Go through the lines below. Copy those with "label".
★ ★ ★ ★ ★
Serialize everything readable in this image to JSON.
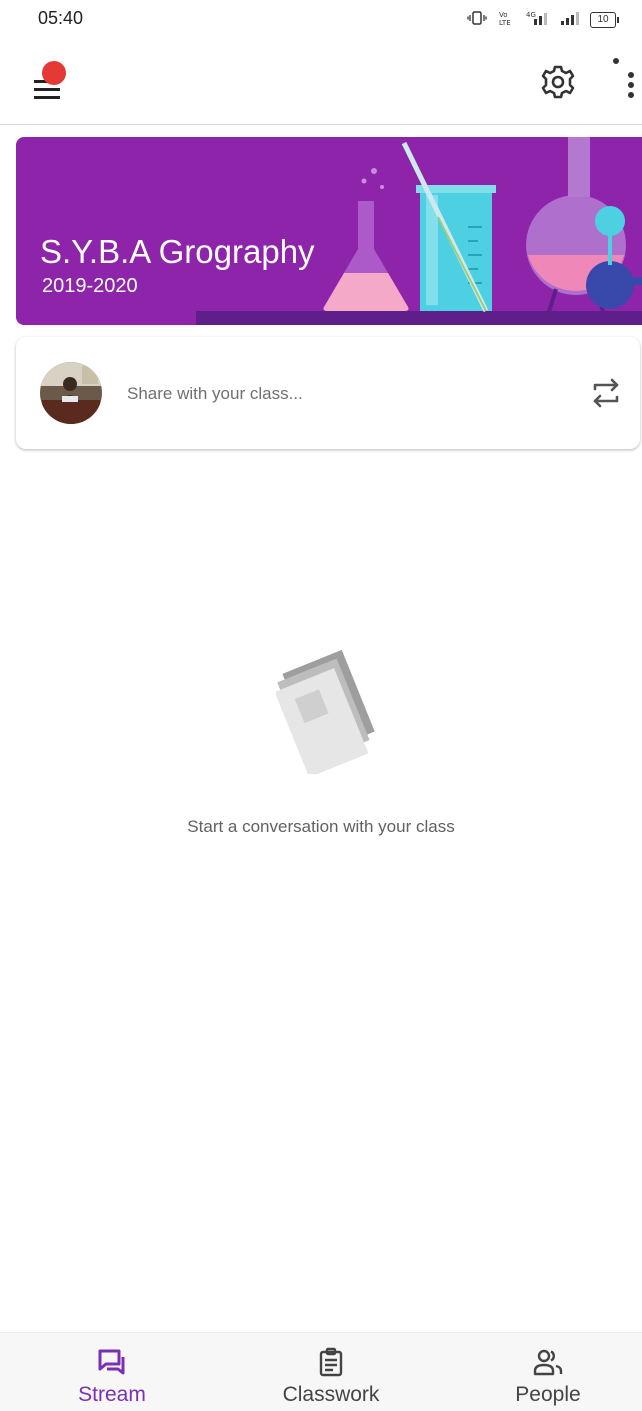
{
  "status_bar": {
    "time": "05:40",
    "battery": "10",
    "icons": [
      "vibrate-icon",
      "volte-icon",
      "4g-signal-icon",
      "signal-icon",
      "battery-icon"
    ]
  },
  "app_bar": {
    "icons": [
      "menu-icon",
      "gear-icon",
      "more-vert-icon"
    ],
    "notification_color": "#e53935"
  },
  "class_banner": {
    "title": "S.Y.B.A Grography",
    "subtitle": "2019-2020",
    "background_color": "#8e24aa"
  },
  "share": {
    "placeholder": "Share with your class...",
    "icon": "repost-icon"
  },
  "empty_state": {
    "message": "Start a conversation with your class",
    "icon": "stream-posts-illustration"
  },
  "bottom_nav": {
    "accent_color": "#7b2fb5",
    "items": [
      {
        "label": "Stream",
        "icon": "stream-icon",
        "active": true
      },
      {
        "label": "Classwork",
        "icon": "classwork-icon",
        "active": false
      },
      {
        "label": "People",
        "icon": "people-icon",
        "active": false
      }
    ]
  }
}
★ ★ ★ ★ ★
- [COMPLETED EXERCISE]:
        "label": "Stream",
        "label": "Classwork",
        "label": "People",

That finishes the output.